This is a little late to be completely relevant, and any number of scientists and non-scientists have already weighed in on the March for Science, but I decided to add my opinion to the mix. First, I want to express my admiration for all the people who worked so hard to organize the event and who are continuing to promote the values and goals of science.
Last Saturday, the wife and I headed to the satellite rally of the March for Science being held on the grounds of the State Capitol in Lansing. This was after a brief period of soul-searching on my part. I read some of the arguments (advanced by scientists) both for and against the March for Science, and I found merit in both sides. I strongly support the aims of the March for Science. That includes: maintaining the well-earned privileged status of scientists as voices of expertise to guide important decisions in government and society, making sure that researchers have adequate funds to expand human knowledge and serve applied goals, and mobilizing activists both among professional scientists and the public as a whole, in this time of urgent crisis. On the other hand, I appreciate the argument that the case might be weakened by portraying scientists as activists with a left-wing political bent, because well-paid propagandists have implanted the meme in people’s minds that science is part of a nefarious elite liberal agenda. At first, the latter argument held sway with me. I agreed with the goals of the march, but felt that the march itself would undermine those goals.

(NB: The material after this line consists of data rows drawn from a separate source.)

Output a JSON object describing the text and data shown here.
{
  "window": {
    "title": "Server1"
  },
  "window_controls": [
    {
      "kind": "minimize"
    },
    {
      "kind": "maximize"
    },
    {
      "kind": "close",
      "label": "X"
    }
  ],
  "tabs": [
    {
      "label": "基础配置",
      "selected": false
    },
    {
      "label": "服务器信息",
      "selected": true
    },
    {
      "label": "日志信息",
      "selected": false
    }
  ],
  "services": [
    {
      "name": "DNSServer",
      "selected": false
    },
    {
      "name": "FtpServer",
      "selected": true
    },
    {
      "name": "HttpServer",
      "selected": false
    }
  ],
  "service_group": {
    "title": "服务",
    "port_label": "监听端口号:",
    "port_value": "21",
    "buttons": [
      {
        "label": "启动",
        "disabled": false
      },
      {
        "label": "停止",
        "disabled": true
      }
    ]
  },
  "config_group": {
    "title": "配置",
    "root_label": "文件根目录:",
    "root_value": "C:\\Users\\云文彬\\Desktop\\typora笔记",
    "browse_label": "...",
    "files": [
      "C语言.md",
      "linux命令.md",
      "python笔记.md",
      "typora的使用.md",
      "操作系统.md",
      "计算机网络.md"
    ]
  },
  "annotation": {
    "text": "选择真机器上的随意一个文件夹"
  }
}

A talk I saw by Dr. Marcia McNutt, president of the National Academy of Sciences, at Michigan State University ended up pushing me to a solid pro-march stance. Dr. McNutt has a very impressive trailblazing resume, being the first woman to head the U.S. Geological Survey and to be editor-in-chief of Science. The talk she gave, about using science to guide policy decisions, was interesting but left me a little unsatisfied. She repeatedly affirmed that scientists seeking to guide policy should not present any biases or value judgments, but rather stick to “just the facts.” This stance struck me as so extreme that it denies reality. The very act of compiling facts for policymakers is inherently value-driven: one has to decide what facts to present and what topic is even worth studying to assess benefits or harms to society. I know that she had to be diplomatic and stick to a script, but I felt that she went too far. She expressed only the most tepid support for the March for Science for similar reasons: that it would portray scientists as biased. At that point, I was decided: it is not wrong to own the values and beliefs I hold, since it is my strong conviction that scientific decision-making is absolutely critical and will produce the best outcomes for society. Talking it over with my wife and with a good friend helped us to make that decision.
So the die was cast and we headed to the march. It was time for another critical decision: funny ironic sign or serious boring sign? My agonized vacillating over whether to even attend the march made me stick to a very simple sign, but Mary split the difference by making a funny one. I am also conflicted about the use of humor and irony to achieve serious goals (Megan Garber has written much more eloquently than me about this in The Atlantic.) While many if not most of the signs were at least a little tongue-in-cheek, I think the march struck a decent balance between relatable, down-to-earth humor and serious activism. I would like to write more about that topic, but I’ll save it for another post.
To sum up: the march in Lansing had a pretty impressive turnout–I think the papers put it at 2500, which is similar to my eyeballed estimate. I enjoyed seeing colleagues and friends out there, and I hope I get a chance to vote for Abdul Al-Sayed for Michigan governor before I leave this state. Down with Tricky Ricky!